**What is being asked**
Go through the material and return every line that contains the string "text".

--- START ---

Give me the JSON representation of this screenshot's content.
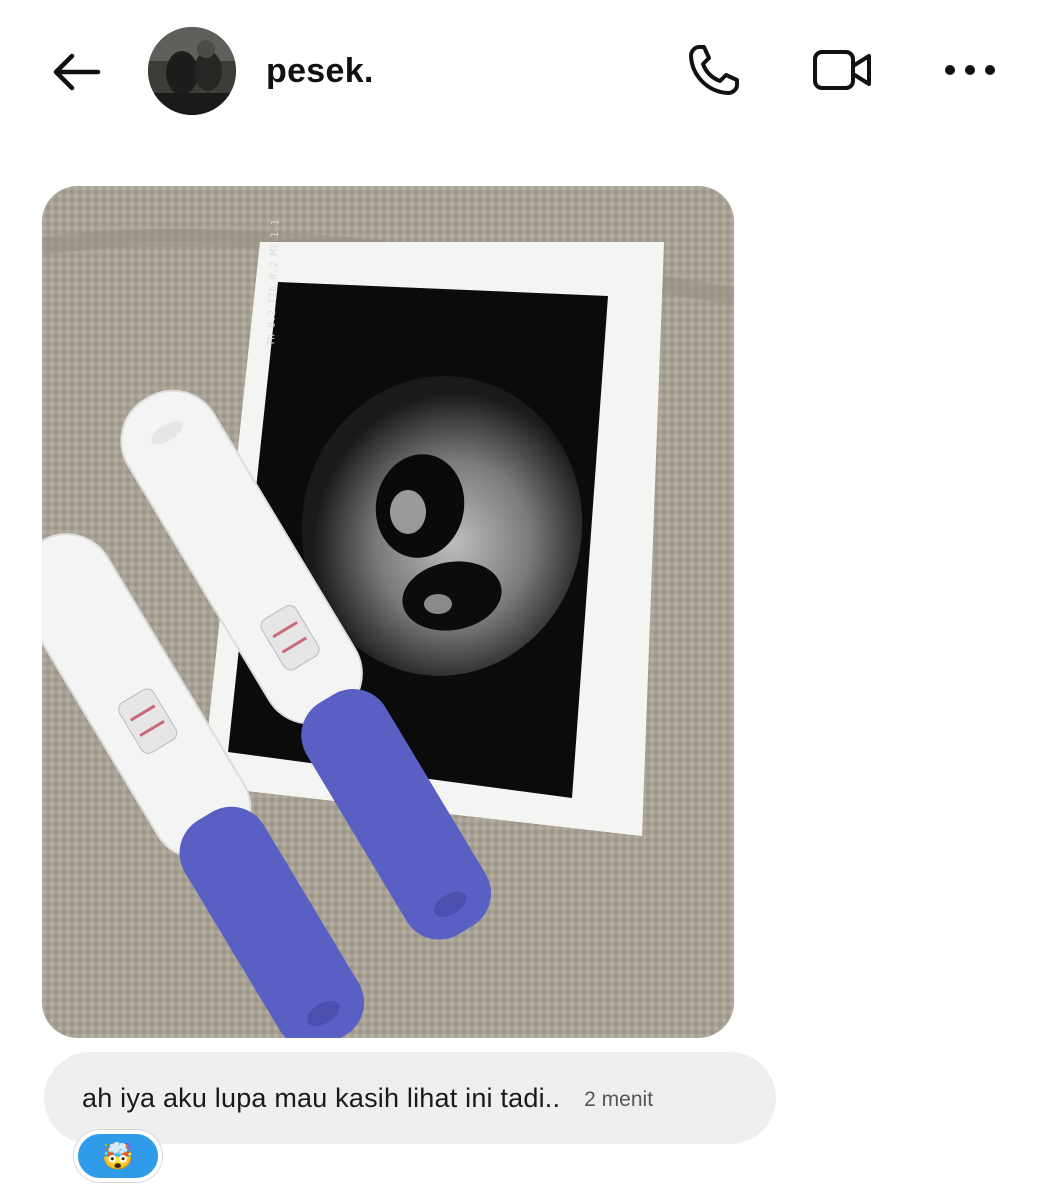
{
  "header": {
    "contact_name": "pesek.",
    "back_icon": "arrow-left-icon",
    "call_icon": "phone-icon",
    "video_icon": "video-camera-icon",
    "more_icon": "more-horizontal-icon"
  },
  "messages": [
    {
      "type": "photo",
      "description_icon": "photo-attachment"
    },
    {
      "type": "text",
      "text": "ah iya aku lupa mau kasih lihat ini tadi..",
      "time": "2 menit",
      "reaction": "🤯"
    }
  ],
  "colors": {
    "bubble_bg": "#efeff0",
    "reaction_bg": "#2f9be9",
    "test_handle": "#5a5fc4"
  }
}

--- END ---

**Answer area**
      "type": "text",
      "text": "ah iya aku lupa mau kasih lihat ini tadi..",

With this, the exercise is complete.